It was Austrian artist Gustav Klimt at the Liverpool branch of the Tate Gallery which put me on the train to Liverpool from London, but once I got there it was a weekend of museums. Klimt for starters of course, but then it was on to the Merseyside Maritime Museum which also incorporates a Slavery Museum which had a curious connection to my visit to Haiti earlier in the year. Naturally I went to Liverpool’s most popular visitor attraction, the Beatles Story Museum, but it was the opportunity to visit two much lower key ‘museums’ which really made the Liverpool visit – the houses which Paul McCartney and John Lennon lived in as teenagers. Finally – on the way to the station for the train back to London – there was a quick visit to the Walker Gallery to see their Age of Steam exhibit.
Gauguin at the Pushkin
The Pushkin Museum of Fine Arts in Moscow is renowned for its impressionist collection but it was the room full of Gauguin’s which knocked me over.

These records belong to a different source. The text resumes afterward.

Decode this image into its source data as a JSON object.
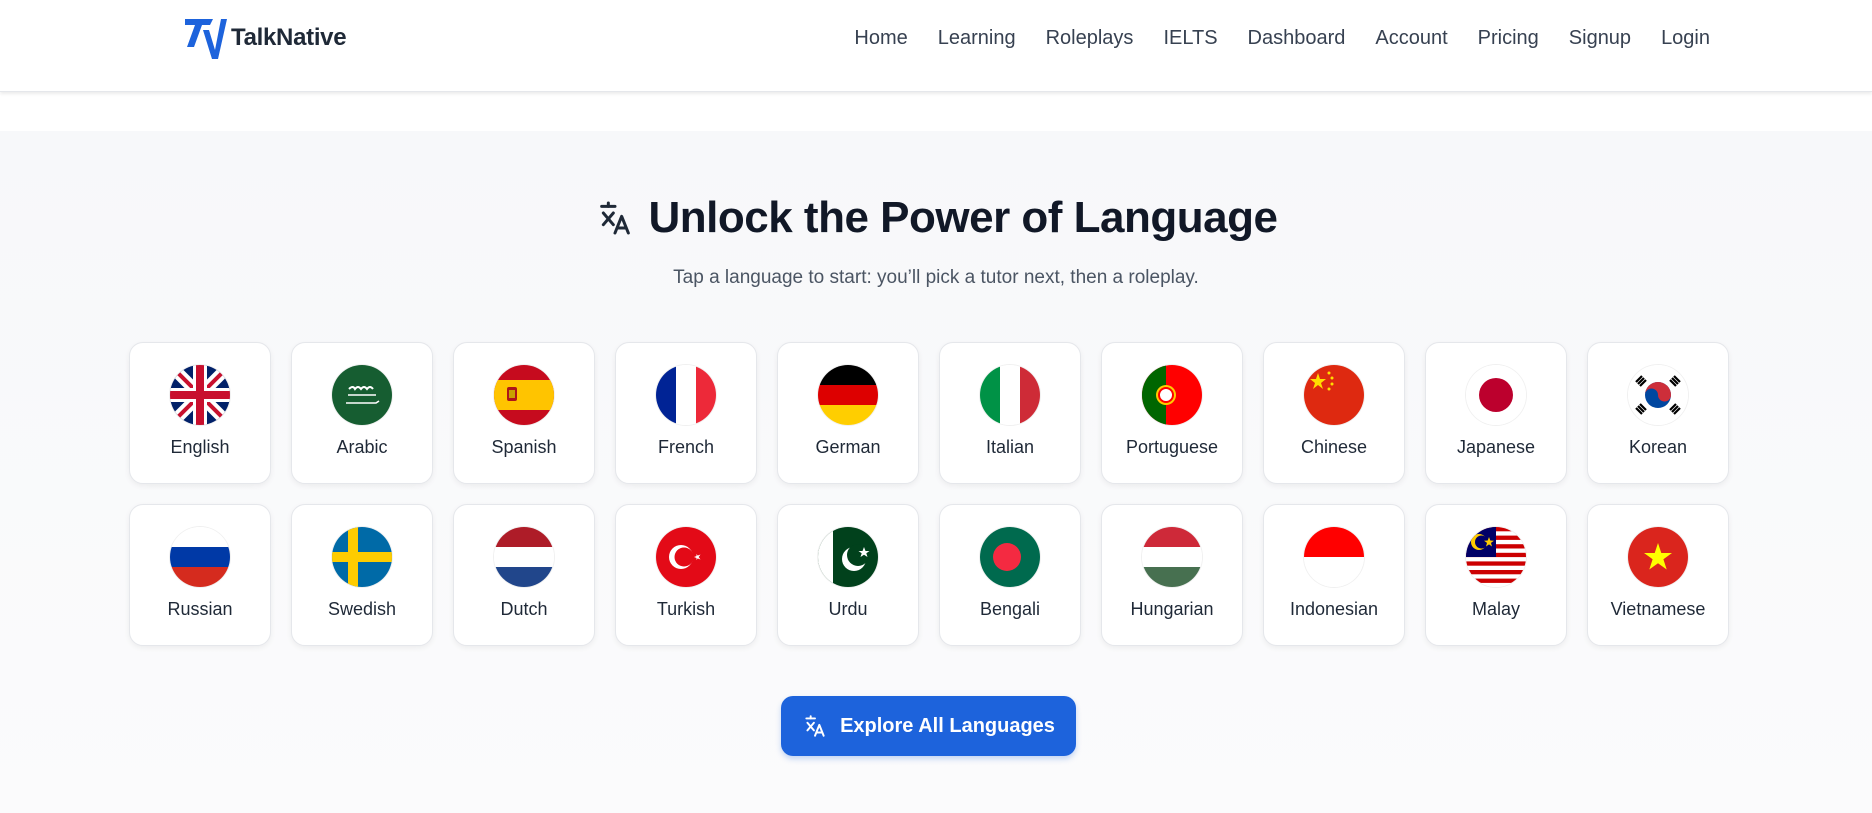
{
  "brand": {
    "name": "TalkNative",
    "logo_icon": "tn-logo-icon",
    "accent": "#1d63dc"
  },
  "nav": [
    {
      "label": "Home"
    },
    {
      "label": "Learning"
    },
    {
      "label": "Roleplays"
    },
    {
      "label": "IELTS"
    },
    {
      "label": "Dashboard"
    },
    {
      "label": "Account"
    },
    {
      "label": "Pricing"
    },
    {
      "label": "Signup"
    },
    {
      "label": "Login"
    }
  ],
  "hero": {
    "icon": "translate-icon",
    "title": "Unlock the Power of Language",
    "subtitle": "Tap a language to start: you’ll pick a tutor next, then a roleplay."
  },
  "languages": [
    {
      "name": "English"
    },
    {
      "name": "Arabic"
    },
    {
      "name": "Spanish"
    },
    {
      "name": "French"
    },
    {
      "name": "German"
    },
    {
      "name": "Italian"
    },
    {
      "name": "Portuguese"
    },
    {
      "name": "Chinese"
    },
    {
      "name": "Japanese"
    },
    {
      "name": "Korean"
    },
    {
      "name": "Russian"
    },
    {
      "name": "Swedish"
    },
    {
      "name": "Dutch"
    },
    {
      "name": "Turkish"
    },
    {
      "name": "Urdu"
    },
    {
      "name": "Bengali"
    },
    {
      "name": "Hungarian"
    },
    {
      "name": "Indonesian"
    },
    {
      "name": "Malay"
    },
    {
      "name": "Vietnamese"
    }
  ],
  "cta": {
    "label": "Explore All Languages",
    "icon": "translate-icon"
  }
}
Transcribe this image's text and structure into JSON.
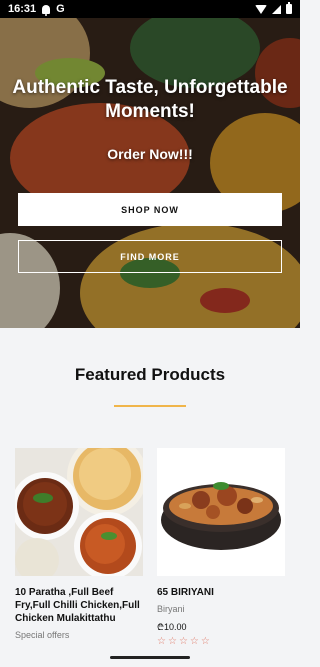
{
  "status_bar": {
    "time": "16:31",
    "left_icons": [
      "bell-icon",
      "google-icon"
    ],
    "google_glyph": "G",
    "right_icons": [
      "wifi-icon",
      "signal-icon",
      "battery-icon"
    ]
  },
  "hero": {
    "title": "Authentic Taste, Unforgettable Moments!",
    "subtitle": "Order Now!!!",
    "shop_button": "SHOP NOW",
    "find_button": "FIND MORE"
  },
  "featured": {
    "title": "Featured Products",
    "divider_color": "#f0b54a"
  },
  "products": [
    {
      "name": "10 Paratha ,Full Beef Fry,Full Chilli Chicken,Full Chicken Mulakittathu",
      "category": "Special offers",
      "price": "",
      "rating": null
    },
    {
      "name": "65 BIRIYANI",
      "category": "Biryani",
      "price": "₾10.00",
      "rating": 0,
      "rating_max": 5
    }
  ],
  "colors": {
    "accent": "#f0b54a",
    "star": "#e07b6a"
  }
}
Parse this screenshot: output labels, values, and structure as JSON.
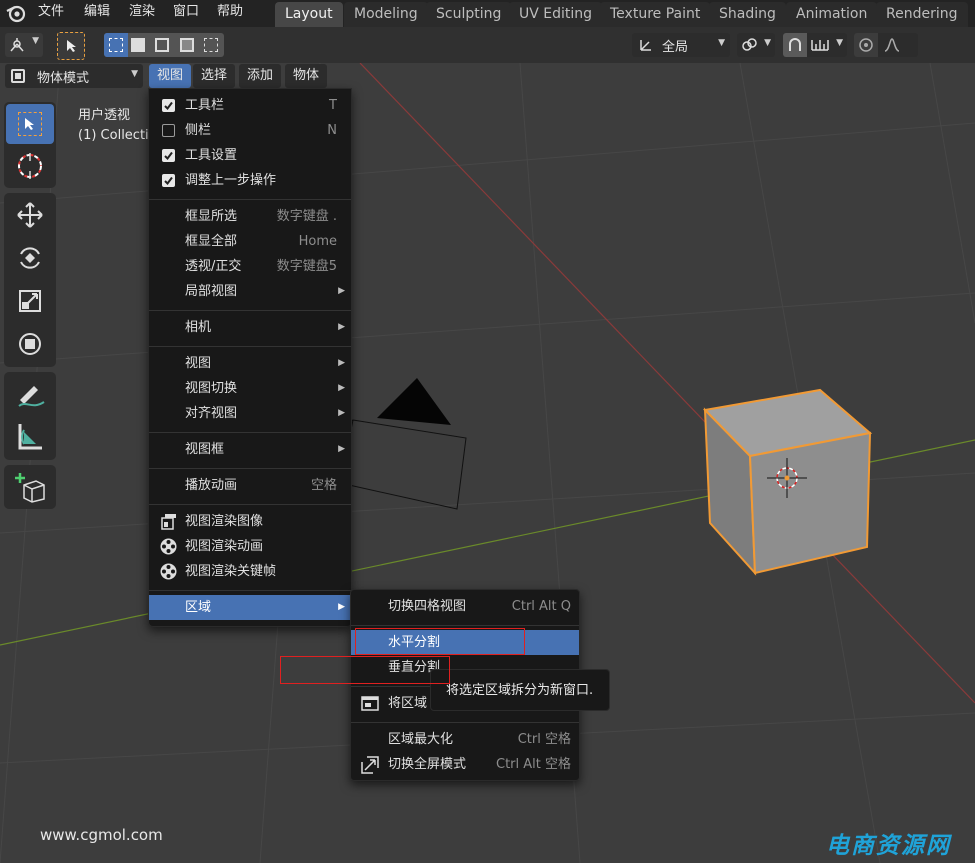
{
  "topbar": {
    "menus": [
      "文件",
      "编辑",
      "渲染",
      "窗口",
      "帮助"
    ],
    "workspaces": [
      "Layout",
      "Modeling",
      "Sculpting",
      "UV Editing",
      "Texture Paint",
      "Shading",
      "Animation",
      "Rendering"
    ],
    "active_workspace": "Layout"
  },
  "header": {
    "transform_orientation": "全局",
    "mode": "物体模式",
    "view_menus": [
      "视图",
      "选择",
      "添加",
      "物体"
    ]
  },
  "viewport": {
    "view_name": "用户透视",
    "collection": "(1) Collectio"
  },
  "view_menu": {
    "items": [
      {
        "label": "工具栏",
        "shortcut": "T",
        "check": "on"
      },
      {
        "label": "侧栏",
        "shortcut": "N",
        "check": "off"
      },
      {
        "label": "工具设置",
        "shortcut": "",
        "check": "on"
      },
      {
        "label": "调整上一步操作",
        "shortcut": "",
        "check": "on"
      },
      {
        "label": "框显所选",
        "shortcut": "数字键盘 .",
        "check": ""
      },
      {
        "label": "框显全部",
        "shortcut": "Home",
        "check": ""
      },
      {
        "label": "透视/正交",
        "shortcut": "数字键盘5",
        "check": ""
      },
      {
        "label": "局部视图",
        "shortcut": "",
        "submenu": true
      },
      {
        "label": "相机",
        "shortcut": "",
        "submenu": true
      },
      {
        "label": "视图",
        "shortcut": "",
        "submenu": true
      },
      {
        "label": "视图切换",
        "shortcut": "",
        "submenu": true
      },
      {
        "label": "对齐视图",
        "shortcut": "",
        "submenu": true
      },
      {
        "label": "视图框",
        "shortcut": "",
        "submenu": true
      },
      {
        "label": "播放动画",
        "shortcut": "空格"
      },
      {
        "label": "视图渲染图像",
        "icon": "render-image-icon"
      },
      {
        "label": "视图渲染动画",
        "icon": "render-animation-icon"
      },
      {
        "label": "视图渲染关键帧",
        "icon": "render-animation-icon"
      },
      {
        "label": "区域",
        "submenu": true,
        "highlighted": true
      }
    ]
  },
  "area_submenu": {
    "items": [
      {
        "label": "切换四格视图",
        "shortcut": "Ctrl Alt Q"
      },
      {
        "label": "水平分割",
        "shortcut": "",
        "highlighted": true
      },
      {
        "label": "垂直分割",
        "shortcut": ""
      },
      {
        "label": "将区域",
        "shortcut": ""
      },
      {
        "label": "区域最大化",
        "shortcut": "Ctrl 空格"
      },
      {
        "label": "切换全屏模式",
        "shortcut": "Ctrl Alt 空格"
      }
    ]
  },
  "tooltip": "将选定区域拆分为新窗口.",
  "watermark": {
    "left": "www.cgmol.com",
    "right": "电商资源网"
  }
}
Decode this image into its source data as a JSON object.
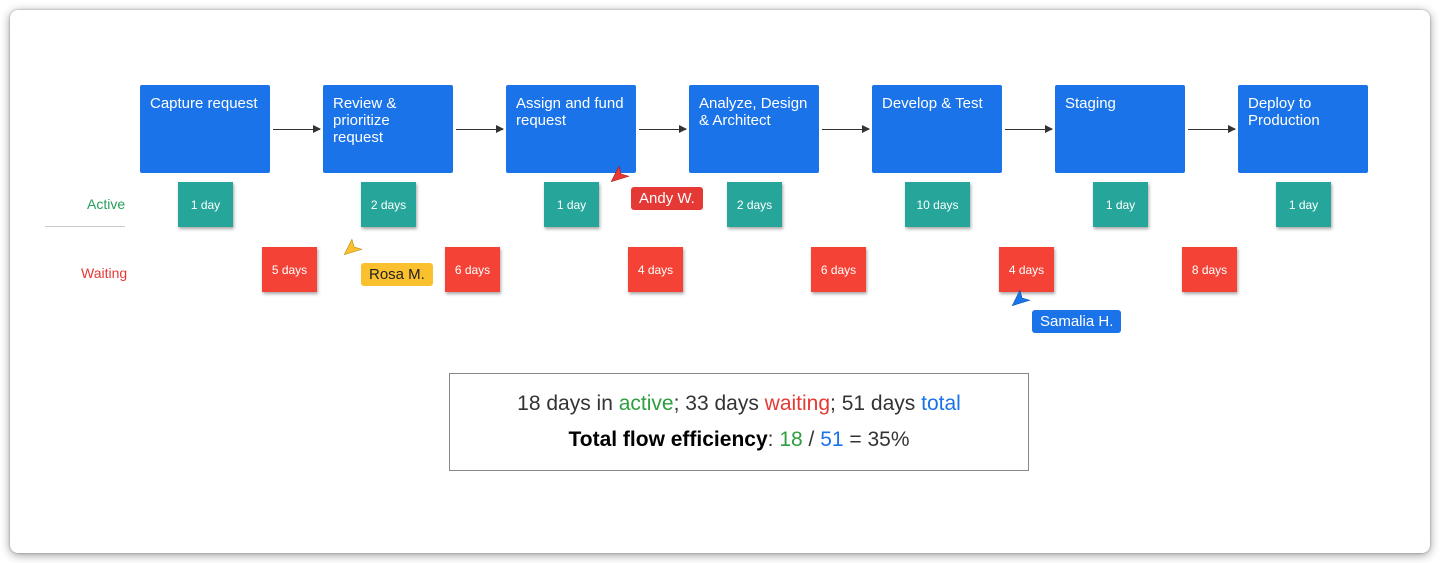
{
  "labels": {
    "active": "Active",
    "waiting": "Waiting"
  },
  "stages": [
    {
      "name": "Capture request",
      "active": "1 day",
      "waiting": "5 days"
    },
    {
      "name": "Review & prioritize request",
      "active": "2 days",
      "waiting": "6 days"
    },
    {
      "name": "Assign and fund request",
      "active": "1 day",
      "waiting": "4 days"
    },
    {
      "name": "Analyze, Design & Architect",
      "active": "2 days",
      "waiting": "6 days"
    },
    {
      "name": "Develop & Test",
      "active": "10 days",
      "waiting": "4 days"
    },
    {
      "name": "Staging",
      "active": "1 day",
      "waiting": "8 days"
    },
    {
      "name": "Deploy to Production",
      "active": "1 day",
      "waiting": null
    }
  ],
  "cursors": {
    "rosa": {
      "name": "Rosa M.",
      "color": "#fbc02d",
      "text_color": "#222"
    },
    "andy": {
      "name": "Andy W.",
      "color": "#e53935",
      "text_color": "#fff"
    },
    "samalia": {
      "name": "Samalia H.",
      "color": "#1a73e8",
      "text_color": "#fff"
    }
  },
  "summary": {
    "active_days": "18",
    "days_in_text": " days in ",
    "active_word": "active",
    "sep1": "; ",
    "waiting_days": "33",
    "days_text": " days ",
    "waiting_word": "waiting",
    "sep2": "; ",
    "total_days": "51",
    "days_text2": " days ",
    "total_word": "total",
    "efficiency_label": "Total flow efficiency",
    "colon": ": ",
    "num": "18",
    "slash": " / ",
    "den": "51",
    "equals": " = 35%"
  },
  "colors": {
    "stage_bg": "#1a73e8",
    "active_bg": "#26a69a",
    "waiting_bg": "#f44336"
  }
}
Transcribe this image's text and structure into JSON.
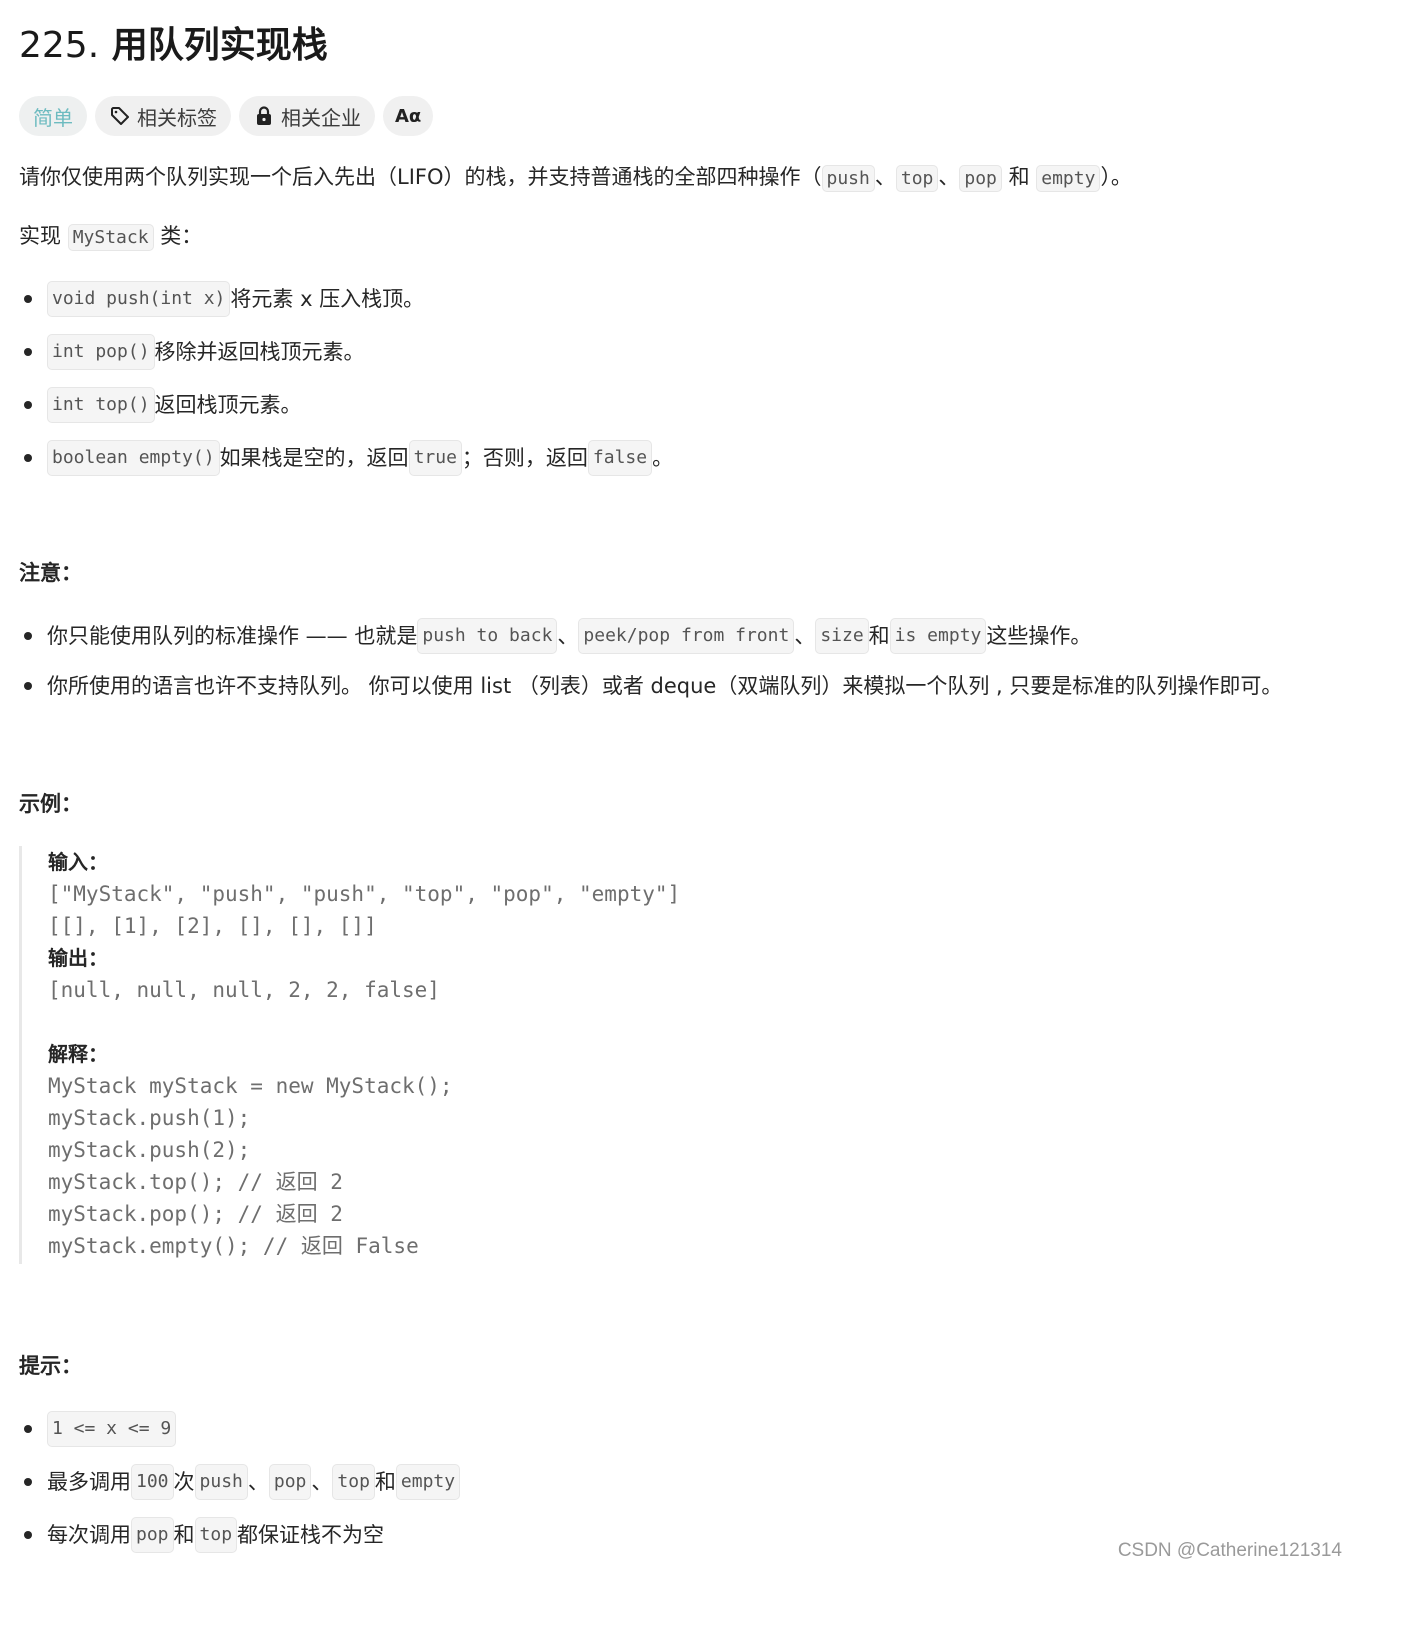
{
  "title": {
    "number": "225.",
    "name": "用队列实现栈"
  },
  "chips": {
    "difficulty": "简单",
    "tags": "相关标签",
    "companies": "相关企业",
    "language": "Aα"
  },
  "intro": {
    "text": "请你仅使用两个队列实现一个后入先出（LIFO）的栈，并支持普通栈的全部四种操作（",
    "ops": [
      "push",
      "top",
      "pop",
      "empty"
    ],
    "sep1": "、",
    "sep2": "、",
    "and": " 和 ",
    "end": "）。"
  },
  "implement": {
    "prefix": "实现 ",
    "class_name": "MyStack",
    "suffix": " 类："
  },
  "methods": [
    {
      "code": "void push(int x)",
      "desc": " 将元素 x 压入栈顶。"
    },
    {
      "code": "int pop()",
      "desc": " 移除并返回栈顶元素。"
    },
    {
      "code": "int top()",
      "desc": " 返回栈顶元素。"
    },
    {
      "code": "boolean empty()",
      "desc": " 如果栈是空的，返回 ",
      "code2": "true",
      "desc2": " ；否则，返回 ",
      "code3": "false",
      "desc3": " 。"
    }
  ],
  "notes": {
    "heading": "注意：",
    "item1": {
      "text": "你只能使用队列的标准操作 —— 也就是 ",
      "ops": [
        "push to back",
        "peek/pop from front",
        "size",
        "is empty"
      ],
      "sep": "、",
      "and": " 和 ",
      "end": " 这些操作。"
    },
    "item2": "你所使用的语言也许不支持队列。 你可以使用 list （列表）或者 deque（双端队列）来模拟一个队列 , 只要是标准的队列操作即可。"
  },
  "example": {
    "heading": "示例：",
    "input_label": "输入：",
    "input_line1": "[\"MyStack\", \"push\", \"push\", \"top\", \"pop\", \"empty\"]",
    "input_line2": "[[], [1], [2], [], [], []]",
    "output_label": "输出：",
    "output_line": "[null, null, null, 2, 2, false]",
    "explain_label": "解释：",
    "explain_lines": [
      "MyStack myStack = new MyStack();",
      "myStack.push(1);",
      "myStack.push(2);",
      "myStack.top(); // 返回 2",
      "myStack.pop(); // 返回 2",
      "myStack.empty(); // 返回 False"
    ]
  },
  "hints": {
    "heading": "提示：",
    "item1": "1 <= x <= 9",
    "item2": {
      "prefix": "最多调用",
      "count": "100",
      "mid": " 次 ",
      "ops": [
        "push",
        "pop",
        "top",
        "empty"
      ],
      "sep": "、",
      "and": " 和 "
    },
    "item3": {
      "prefix": "每次调用 ",
      "op1": "pop",
      "and": " 和 ",
      "op2": "top",
      "suffix": " 都保证栈不为空"
    }
  },
  "watermark": "CSDN @Catherine121314"
}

Working on a couple of editions of our Tahiti & French Polynesia guidebook has, naturally, given me a taste for Gaugins (although I’ve still got to make it to the Marquesas) and my diary for 9 October notes … There’s one room entirely devoted to Gauguins, 12 of them and all from his prime, I think 11 of the 12 were in French Polynesia. Later I Google to find out where Gauguins are located and although the Orsay in Paris has a much larger number of Gauguins a lot of them are just sketches, early works or not paintings at all. This could well be the best Gauguin collection anywhere … how did the Russians amass all this impressionist art?
Vikings in Canada
In early October I drove right up to the north-west tip of Newfoundland to visit L’Anse aux Meadows the site of the only Viking settlement in North America. It was an exploratory camp from a Greenland base and predates Christopher Colombus’s ‘discovery’ of the new world by around 500 years. It’s one of those historic sites which sends a little shiver down your spine, you feel privileged to be there.
Cosmodrome Museum in Baikonur, Kazakhstan
While we waited for the Soyuz 14 blast off we visited the space museum at the Cosmodrome. It was an interesting little interlude as the Russian cosmonaut, the NASA astronaut and the ‘space tourist’ were strapped into their space capsule atop the launcher. The classic moment of our visit was Charles Simonyi (Microsoft pioneer, born in Hungary, moved to the US) demonstrating an early Russian computer (it looked remarkably like a phone switchboard) to an audience which included Larry Page (Google), Peter Diamandis (the X-Prize) and Sergey Brin (Google).
Souvenirs at the National Maritime Museum in Sydney
I even played a part at one museum exhibition during 2008. Trash & Treasure, an exhibition about the things we bring back from our travels runs at the museum in Darling Harbour, Sydney until 17 May 2009 and I went up to the museum to talk about some of my own favourite travel souvenirs, some of them decidedly trashy.
There was a very interesting exhibit about flying boats at the Museum of Sydney. Maureen and I also spoke at the National Library in Canberra about our Lonely Planet life and while we were there visited the National Museum of Australia where I found an exhibit on the Torres Straits Islands particularly interesting. The Fiona Hall exhibit at Sydney’s Museum of Contemporary Art was another case of stumbling upon something which kno
cked you out.
In London I caught an Ian Fleming and James Bond exhibit at the Imperial War Museum in London – For Your Eyes Only runs until 1 March 2009. The Tasmanian Museum in Hobart has a relatively new permanent exhibit on Antarctica including interesting material on the sub-Antarctic islands and a show of 3D photos (put on your 3D glasses) by Hurley. He really was a busy man! In January 2008 I visited four Victorian country towns for Australia Day – Jeparit, Dimboola, Rainbow and Nhill (where I stayed at the Zero Motel). Jeparit was the birth place of Australian longest running prime minister, Robert Menzies, and the town has a busy museum with a collection of old buildings.
In Taipei I paid the obligatory visit to the National Palace Museum, where the collection would be in the national museum of mainland China, if Chiang Kai-shek and the KMT hadn’t spirited it away to Taiwan as they fled the country. Of course if it had stayed in China it might well have been trashed during the Cultural Revolution.